• WHAT IS BEING ASKED
Set down each record below precisely, skipping the pictures.

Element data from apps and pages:
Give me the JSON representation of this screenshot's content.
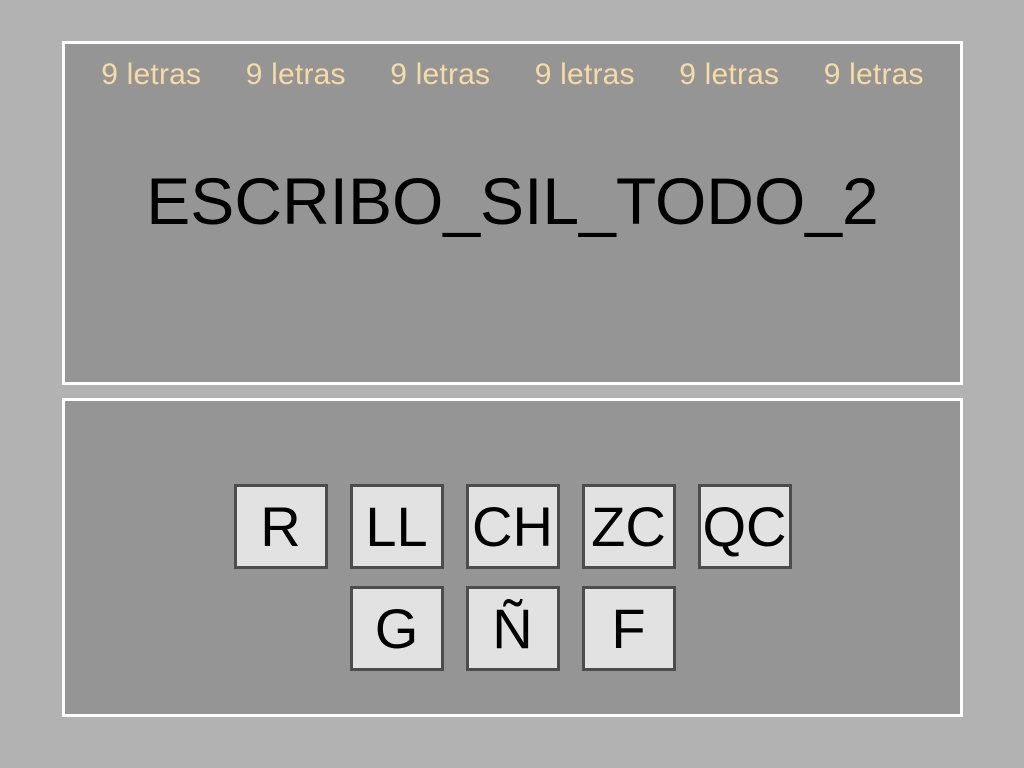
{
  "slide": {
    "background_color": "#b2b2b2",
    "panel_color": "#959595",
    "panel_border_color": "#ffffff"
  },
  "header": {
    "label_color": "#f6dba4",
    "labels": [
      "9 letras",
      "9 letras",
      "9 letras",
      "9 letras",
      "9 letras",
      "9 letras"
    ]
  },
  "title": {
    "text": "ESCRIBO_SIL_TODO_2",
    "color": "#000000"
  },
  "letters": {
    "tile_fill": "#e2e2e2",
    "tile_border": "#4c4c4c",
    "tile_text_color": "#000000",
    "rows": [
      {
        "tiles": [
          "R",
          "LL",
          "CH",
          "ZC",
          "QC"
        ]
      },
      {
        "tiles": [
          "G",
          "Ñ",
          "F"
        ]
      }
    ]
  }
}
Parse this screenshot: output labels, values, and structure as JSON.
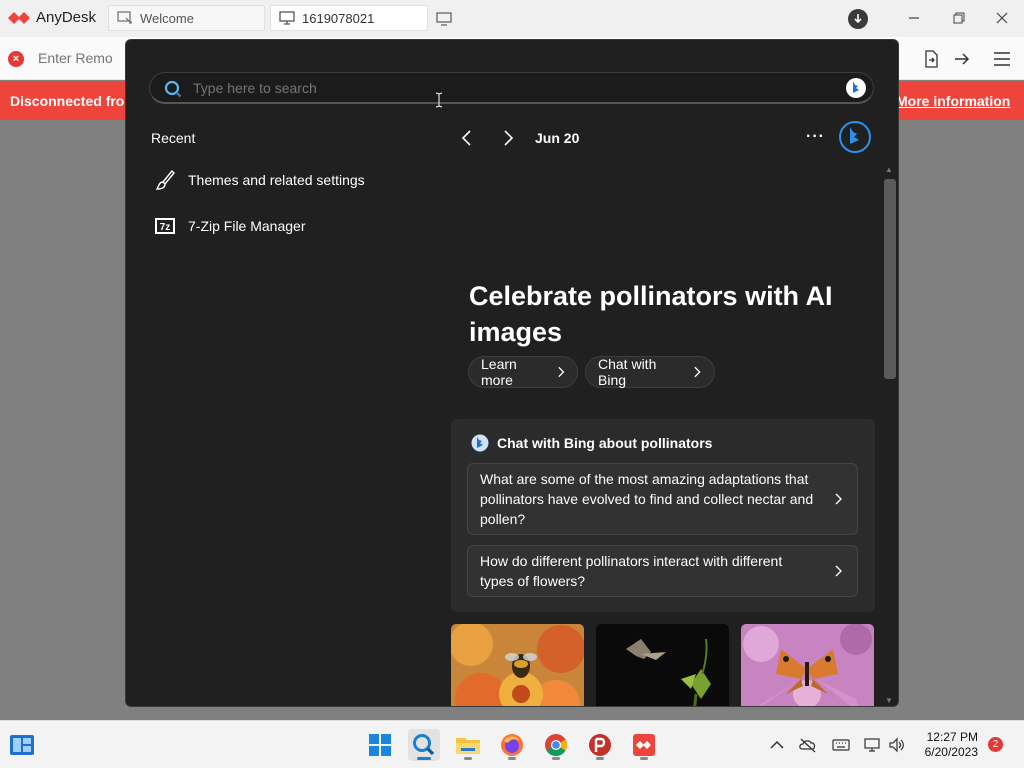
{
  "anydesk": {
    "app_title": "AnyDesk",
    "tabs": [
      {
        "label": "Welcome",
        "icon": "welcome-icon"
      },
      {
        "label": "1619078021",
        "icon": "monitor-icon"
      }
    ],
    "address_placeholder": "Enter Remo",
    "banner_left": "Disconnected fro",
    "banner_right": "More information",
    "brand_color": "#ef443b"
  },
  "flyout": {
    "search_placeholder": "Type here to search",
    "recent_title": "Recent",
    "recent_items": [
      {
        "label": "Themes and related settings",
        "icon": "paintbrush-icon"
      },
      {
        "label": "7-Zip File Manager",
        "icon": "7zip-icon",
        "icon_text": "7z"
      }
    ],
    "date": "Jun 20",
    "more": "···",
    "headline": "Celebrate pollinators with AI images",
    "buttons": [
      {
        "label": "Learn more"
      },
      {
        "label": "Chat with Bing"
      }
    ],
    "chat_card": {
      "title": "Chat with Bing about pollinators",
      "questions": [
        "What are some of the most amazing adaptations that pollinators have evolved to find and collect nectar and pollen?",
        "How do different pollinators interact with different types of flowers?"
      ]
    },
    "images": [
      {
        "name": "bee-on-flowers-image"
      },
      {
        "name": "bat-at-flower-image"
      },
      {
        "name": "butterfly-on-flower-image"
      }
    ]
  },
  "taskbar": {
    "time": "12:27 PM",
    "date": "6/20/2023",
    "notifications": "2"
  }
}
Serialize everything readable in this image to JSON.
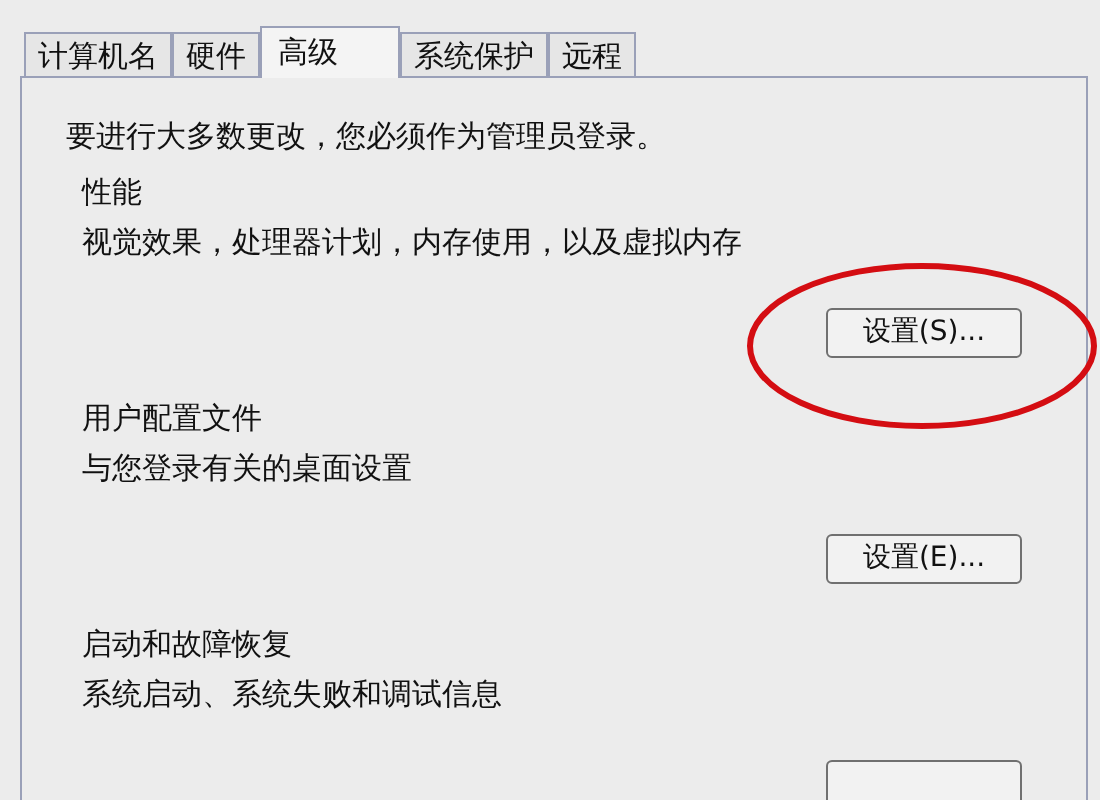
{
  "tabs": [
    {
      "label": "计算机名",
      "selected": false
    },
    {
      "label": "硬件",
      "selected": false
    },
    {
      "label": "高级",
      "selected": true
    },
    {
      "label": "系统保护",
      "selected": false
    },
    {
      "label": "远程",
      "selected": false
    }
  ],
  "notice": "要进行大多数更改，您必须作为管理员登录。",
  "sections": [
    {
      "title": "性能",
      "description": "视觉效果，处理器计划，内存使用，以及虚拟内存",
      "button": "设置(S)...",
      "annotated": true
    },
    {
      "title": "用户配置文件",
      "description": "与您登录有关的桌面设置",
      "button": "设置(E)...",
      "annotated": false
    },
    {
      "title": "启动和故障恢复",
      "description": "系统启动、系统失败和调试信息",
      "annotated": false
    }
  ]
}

• WRITTEN SOLUTION
Give me the JSON representation of this screenshot's content.
{
  "slide": {
    "background_color": "#b2b2b2",
    "panel_color": "#959595",
    "panel_border_color": "#ffffff"
  },
  "header": {
    "label_color": "#f6dba4",
    "labels": [
      "9 letras",
      "9 letras",
      "9 letras",
      "9 letras",
      "9 letras",
      "9 letras"
    ]
  },
  "title": {
    "text": "ESCRIBO_SIL_TODO_2",
    "color": "#000000"
  },
  "letters": {
    "tile_fill": "#e2e2e2",
    "tile_border": "#4c4c4c",
    "tile_text_color": "#000000",
    "rows": [
      {
        "tiles": [
          "R",
          "LL",
          "CH",
          "ZC",
          "QC"
        ]
      },
      {
        "tiles": [
          "G",
          "Ñ",
          "F"
        ]
      }
    ]
  }
}
Parse this screenshot: output labels, values, and structure as JSON.
{
  "anydesk": {
    "app_title": "AnyDesk",
    "tabs": [
      {
        "label": "Welcome",
        "icon": "welcome-icon"
      },
      {
        "label": "1619078021",
        "icon": "monitor-icon"
      }
    ],
    "address_placeholder": "Enter Remo",
    "banner_left": "Disconnected fro",
    "banner_right": "More information",
    "brand_color": "#ef443b"
  },
  "flyout": {
    "search_placeholder": "Type here to search",
    "recent_title": "Recent",
    "recent_items": [
      {
        "label": "Themes and related settings",
        "icon": "paintbrush-icon"
      },
      {
        "label": "7-Zip File Manager",
        "icon": "7zip-icon",
        "icon_text": "7z"
      }
    ],
    "date": "Jun 20",
    "more": "···",
    "headline": "Celebrate pollinators with AI images",
    "buttons": [
      {
        "label": "Learn more"
      },
      {
        "label": "Chat with Bing"
      }
    ],
    "chat_card": {
      "title": "Chat with Bing about pollinators",
      "questions": [
        "What are some of the most amazing adaptations that pollinators have evolved to find and collect nectar and pollen?",
        "How do different pollinators interact with different types of flowers?"
      ]
    },
    "images": [
      {
        "name": "bee-on-flowers-image"
      },
      {
        "name": "bat-at-flower-image"
      },
      {
        "name": "butterfly-on-flower-image"
      }
    ]
  },
  "taskbar": {
    "time": "12:27 PM",
    "date": "6/20/2023",
    "notifications": "2"
  }
}
Serialize everything readable in this image to JSON.
{
  "tabs": [
    {
      "label": "计算机名",
      "selected": false
    },
    {
      "label": "硬件",
      "selected": false
    },
    {
      "label": "高级",
      "selected": true
    },
    {
      "label": "系统保护",
      "selected": false
    },
    {
      "label": "远程",
      "selected": false
    }
  ],
  "notice": "要进行大多数更改，您必须作为管理员登录。",
  "sections": [
    {
      "title": "性能",
      "description": "视觉效果，处理器计划，内存使用，以及虚拟内存",
      "button": "设置(S)...",
      "annotated": true
    },
    {
      "title": "用户配置文件",
      "description": "与您登录有关的桌面设置",
      "button": "设置(E)...",
      "annotated": false
    },
    {
      "title": "启动和故障恢复",
      "description": "系统启动、系统失败和调试信息",
      "annotated": false
    }
  ]
}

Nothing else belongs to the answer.